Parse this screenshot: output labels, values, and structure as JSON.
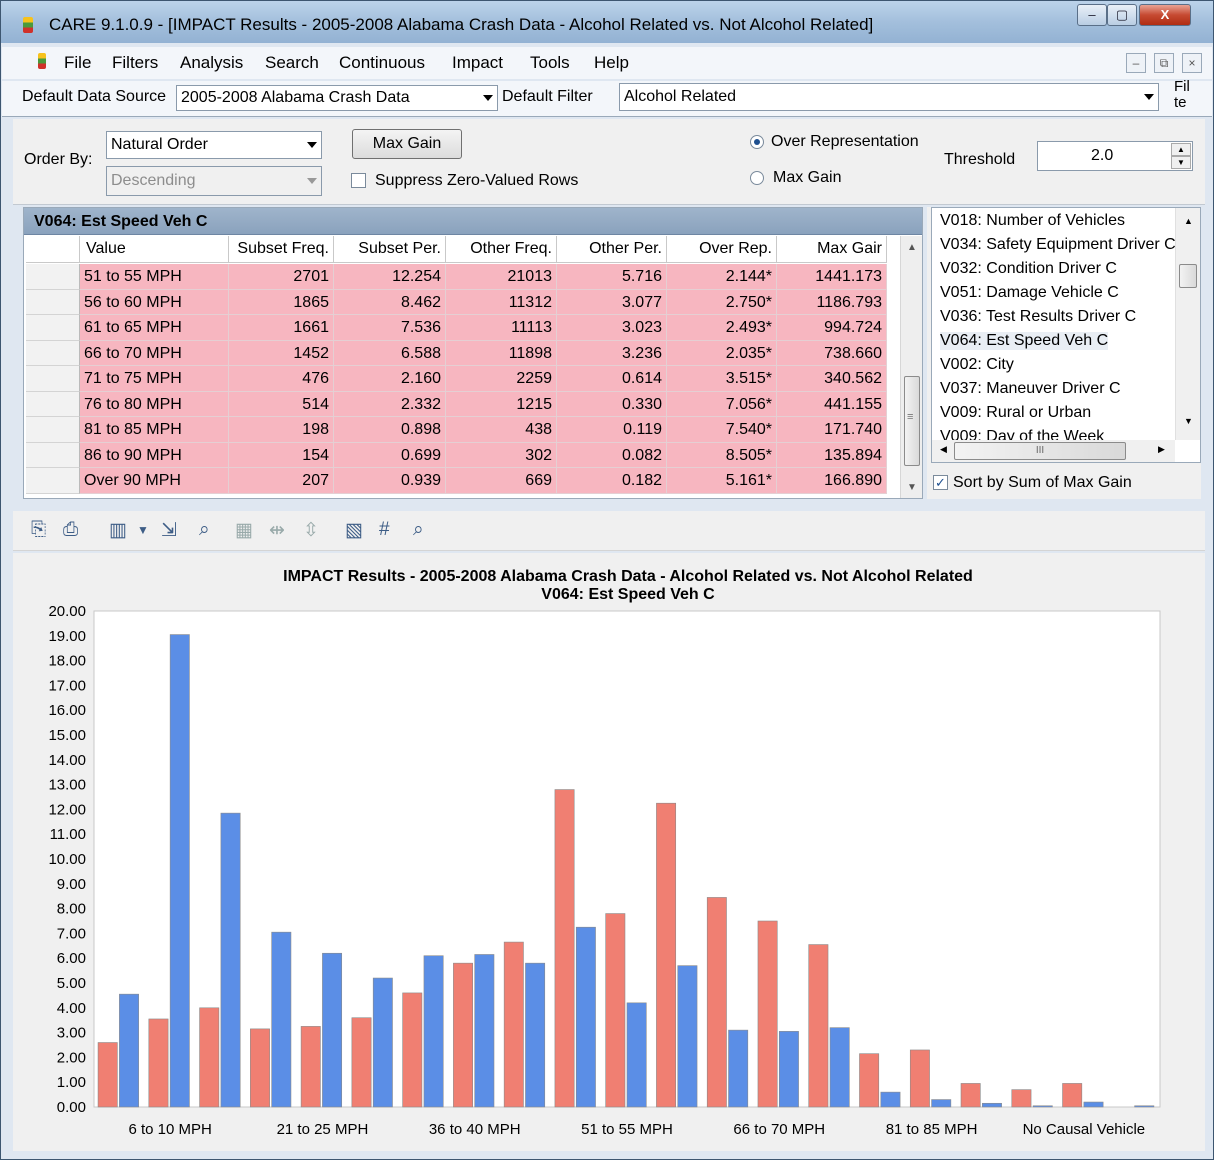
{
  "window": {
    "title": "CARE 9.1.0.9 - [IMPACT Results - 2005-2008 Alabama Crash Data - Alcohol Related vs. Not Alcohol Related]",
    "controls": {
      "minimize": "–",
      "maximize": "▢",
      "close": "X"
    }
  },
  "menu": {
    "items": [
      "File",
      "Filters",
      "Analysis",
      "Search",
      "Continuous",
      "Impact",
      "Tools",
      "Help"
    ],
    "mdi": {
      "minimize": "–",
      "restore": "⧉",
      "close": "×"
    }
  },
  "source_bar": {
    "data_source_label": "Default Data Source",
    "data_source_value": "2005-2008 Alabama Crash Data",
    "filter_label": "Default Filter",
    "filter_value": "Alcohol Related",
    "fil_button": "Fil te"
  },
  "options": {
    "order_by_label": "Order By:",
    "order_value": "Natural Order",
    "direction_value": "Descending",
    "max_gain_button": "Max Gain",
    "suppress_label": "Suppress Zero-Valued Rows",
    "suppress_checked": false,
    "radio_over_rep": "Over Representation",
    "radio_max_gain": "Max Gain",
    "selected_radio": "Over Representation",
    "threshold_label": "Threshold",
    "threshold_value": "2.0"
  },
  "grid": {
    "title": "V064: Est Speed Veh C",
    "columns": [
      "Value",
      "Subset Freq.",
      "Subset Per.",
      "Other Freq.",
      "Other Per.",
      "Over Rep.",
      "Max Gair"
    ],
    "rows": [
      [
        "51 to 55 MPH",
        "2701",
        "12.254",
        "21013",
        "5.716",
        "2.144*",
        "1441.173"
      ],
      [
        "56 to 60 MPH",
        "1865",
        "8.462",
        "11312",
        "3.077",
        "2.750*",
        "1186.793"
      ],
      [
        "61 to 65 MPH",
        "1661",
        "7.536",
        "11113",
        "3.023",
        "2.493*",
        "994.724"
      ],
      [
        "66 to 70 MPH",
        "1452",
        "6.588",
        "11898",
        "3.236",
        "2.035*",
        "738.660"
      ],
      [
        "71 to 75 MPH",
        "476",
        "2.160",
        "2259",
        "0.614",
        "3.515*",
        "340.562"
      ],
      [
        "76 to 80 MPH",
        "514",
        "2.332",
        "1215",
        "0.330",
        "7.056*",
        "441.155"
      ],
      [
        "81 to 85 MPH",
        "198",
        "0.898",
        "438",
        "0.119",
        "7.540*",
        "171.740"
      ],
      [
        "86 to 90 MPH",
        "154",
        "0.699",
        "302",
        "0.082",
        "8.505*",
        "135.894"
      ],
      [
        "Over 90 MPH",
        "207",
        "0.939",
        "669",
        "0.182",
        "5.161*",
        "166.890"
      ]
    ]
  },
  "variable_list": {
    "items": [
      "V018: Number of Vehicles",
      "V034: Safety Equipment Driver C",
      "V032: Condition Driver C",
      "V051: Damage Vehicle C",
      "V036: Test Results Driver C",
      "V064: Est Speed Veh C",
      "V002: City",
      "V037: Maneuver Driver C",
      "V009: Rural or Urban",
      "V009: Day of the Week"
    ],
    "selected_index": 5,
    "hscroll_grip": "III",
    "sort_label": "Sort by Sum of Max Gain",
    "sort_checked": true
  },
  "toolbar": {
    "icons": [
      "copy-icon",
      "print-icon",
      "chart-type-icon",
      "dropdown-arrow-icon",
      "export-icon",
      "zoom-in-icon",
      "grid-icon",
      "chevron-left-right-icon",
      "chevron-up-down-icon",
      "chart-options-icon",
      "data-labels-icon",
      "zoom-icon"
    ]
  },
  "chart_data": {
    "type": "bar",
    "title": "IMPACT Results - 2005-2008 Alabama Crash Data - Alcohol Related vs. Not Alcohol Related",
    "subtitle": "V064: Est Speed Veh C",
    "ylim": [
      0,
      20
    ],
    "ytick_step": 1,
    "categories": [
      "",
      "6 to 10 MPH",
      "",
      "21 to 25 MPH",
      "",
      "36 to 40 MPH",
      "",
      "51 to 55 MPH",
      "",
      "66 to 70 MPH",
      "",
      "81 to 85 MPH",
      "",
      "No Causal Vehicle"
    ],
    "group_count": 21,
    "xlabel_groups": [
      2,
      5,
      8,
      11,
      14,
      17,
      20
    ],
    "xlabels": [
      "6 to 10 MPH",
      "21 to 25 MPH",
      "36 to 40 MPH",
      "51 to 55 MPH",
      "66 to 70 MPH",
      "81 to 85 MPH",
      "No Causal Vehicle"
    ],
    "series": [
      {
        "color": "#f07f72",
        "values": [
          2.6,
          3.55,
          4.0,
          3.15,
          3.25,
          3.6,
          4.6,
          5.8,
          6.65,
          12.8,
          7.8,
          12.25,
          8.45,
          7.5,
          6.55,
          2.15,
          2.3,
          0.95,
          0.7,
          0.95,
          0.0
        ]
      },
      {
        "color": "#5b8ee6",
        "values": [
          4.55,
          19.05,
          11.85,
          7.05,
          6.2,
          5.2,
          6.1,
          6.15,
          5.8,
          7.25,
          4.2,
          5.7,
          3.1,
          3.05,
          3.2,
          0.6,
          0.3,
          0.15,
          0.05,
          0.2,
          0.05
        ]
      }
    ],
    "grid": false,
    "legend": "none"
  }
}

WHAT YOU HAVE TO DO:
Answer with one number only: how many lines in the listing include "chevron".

EXPECTED OUTPUT:
2